An Horse is an indie rock, emo-leaning, power pop-influenced, female-fronted duo led by vocalist/guitarist Kate Cooper and completed by the drumming and backing vocals of Damon Cox. In May the band played the cavernous Beaumont Club in Kansas City, at which time I asserted that of the band's dynamic sound would be better served by playing another venue. This is that other venue. Not only did the band's rich sound fill the club, the duo (particularly Cooper) were able to make personal connections with fans and tour-won local friends (particularly those from The Appleseed Cast). In fact, there were several quick but humorous one-on-one conversations that happened throughout the evening. This interaction proved easy as the audience had dwindled to only twenty patrons within sight. But twenty sang along to every song, cheered vociferously, and provided enough energy to the band to keep the show electric.
Of course the whole 55-minute set wasn't spent joking with the audience, the duo also managed about a dozen songs that pulsed and pushed forward quicker and bolder than their recorded counterparts. The loss of snapping pop and vocal sheen was a fair trade for a buzzing guitar that enveloped the room, and drums that punched you in the face. Even when Cooper played a 3/4 scale acoustic guitar, the sound still provided a emphatic jolt. Sadly, from my vantage point just off stage, Copper's vocals were often lost in a mix that came more from the monitors than the house sound system. Sadly I got the version lacking the PA's boost, where Cooper sounded as small as she actually is – particularly during a cover of The Jealous Sound's "Abandon! Abandon!" that lacked the gusto of the original. Maybe I should have rethought my vantage point.

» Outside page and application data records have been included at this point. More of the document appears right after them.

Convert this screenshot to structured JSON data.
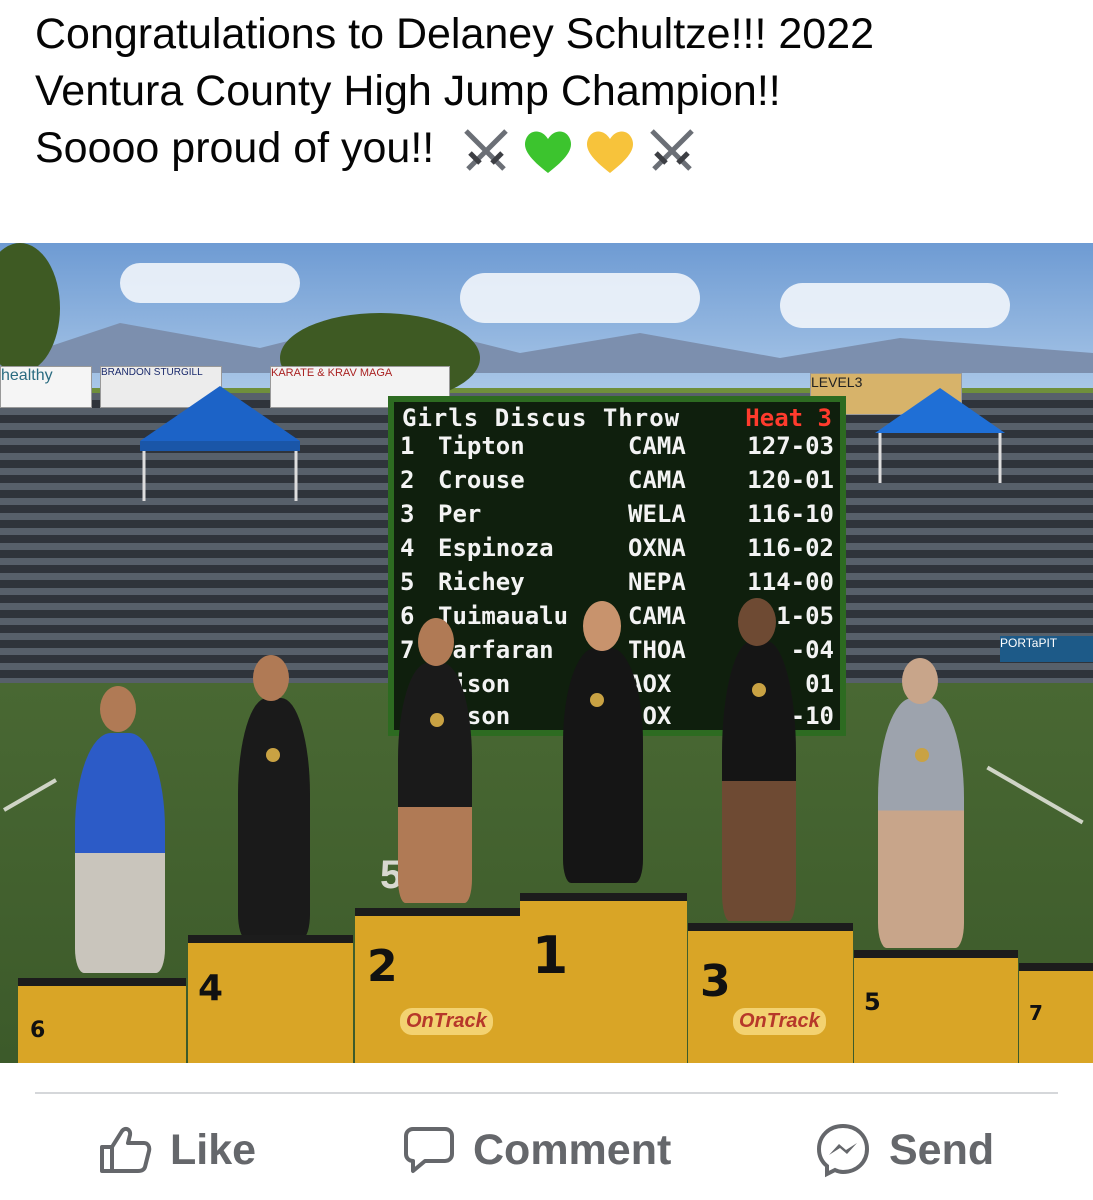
{
  "post": {
    "text_lines": [
      "Congratulations to Delaney Schultze!!! 2022",
      "Ventura County High Jump Champion!!",
      "Soooo proud of you!!"
    ],
    "emoji_icons": [
      "crossed-swords-icon",
      "green-heart-icon",
      "yellow-heart-icon",
      "crossed-swords-icon"
    ]
  },
  "photo": {
    "scoreboard": {
      "title": "Girls Discus Throw",
      "heat": "Heat 3",
      "rows": [
        {
          "place": "1",
          "name": "Tipton",
          "team": "CAMA",
          "mark": "127-03"
        },
        {
          "place": "2",
          "name": "Crouse",
          "team": "CAMA",
          "mark": "120-01"
        },
        {
          "place": "3",
          "name": "Per",
          "team": "WELA",
          "mark": "116-10"
        },
        {
          "place": "4",
          "name": "Espinoza",
          "team": "OXNA",
          "mark": "116-02"
        },
        {
          "place": "5",
          "name": "Richey",
          "team": "NEPA",
          "mark": "114-00"
        },
        {
          "place": "6",
          "name": "Tuimaualu",
          "team": "CAMA",
          "mark": "1-05"
        },
        {
          "place": "7",
          "name": "Tarfaran",
          "team": "THOA",
          "mark": "-04"
        },
        {
          "place": "",
          "name": "lison",
          "team": "AOX",
          "mark": "01"
        },
        {
          "place": "",
          "name": "lison",
          "team": "AOX",
          "mark": "-10"
        }
      ]
    },
    "signs": {
      "healthy": "healthy",
      "level3": "LEVEL3",
      "portapit": "PORTaPIT",
      "karate": "KARATE & KRAV MAGA",
      "sturgill": "BRANDON STURGILL"
    },
    "podium": {
      "p1": "1",
      "p2": "2",
      "p3": "3",
      "p4": "4",
      "p5": "5",
      "p6": "6",
      "p7": "7",
      "brand": "OnTrack",
      "yard_number": "50"
    }
  },
  "actions": {
    "like_label": "Like",
    "comment_label": "Comment",
    "send_label": "Send"
  },
  "colors": {
    "action_gray": "#65676b",
    "text": "#050505"
  }
}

As soon as the band finished its set, Cooper was mobbed by fans (particularly the adoring gals in the audience). It took her several minutes to make it to merch area in the front of the room. I pondered the cutesy "KC/DC" t-shirt for a moment, but a long line and a early alarm clock dissuaded me. Instead, I pushed the door open into a cloud of hipsters smoking, and eventually into cleaner cool night air. It's 1:30am, there's an hour drive back to Kansas City, and my alarm is set for 6am. The bright side? At least we weren't at The Replay, their show was still going strong as I pointed my car east and headed us for home.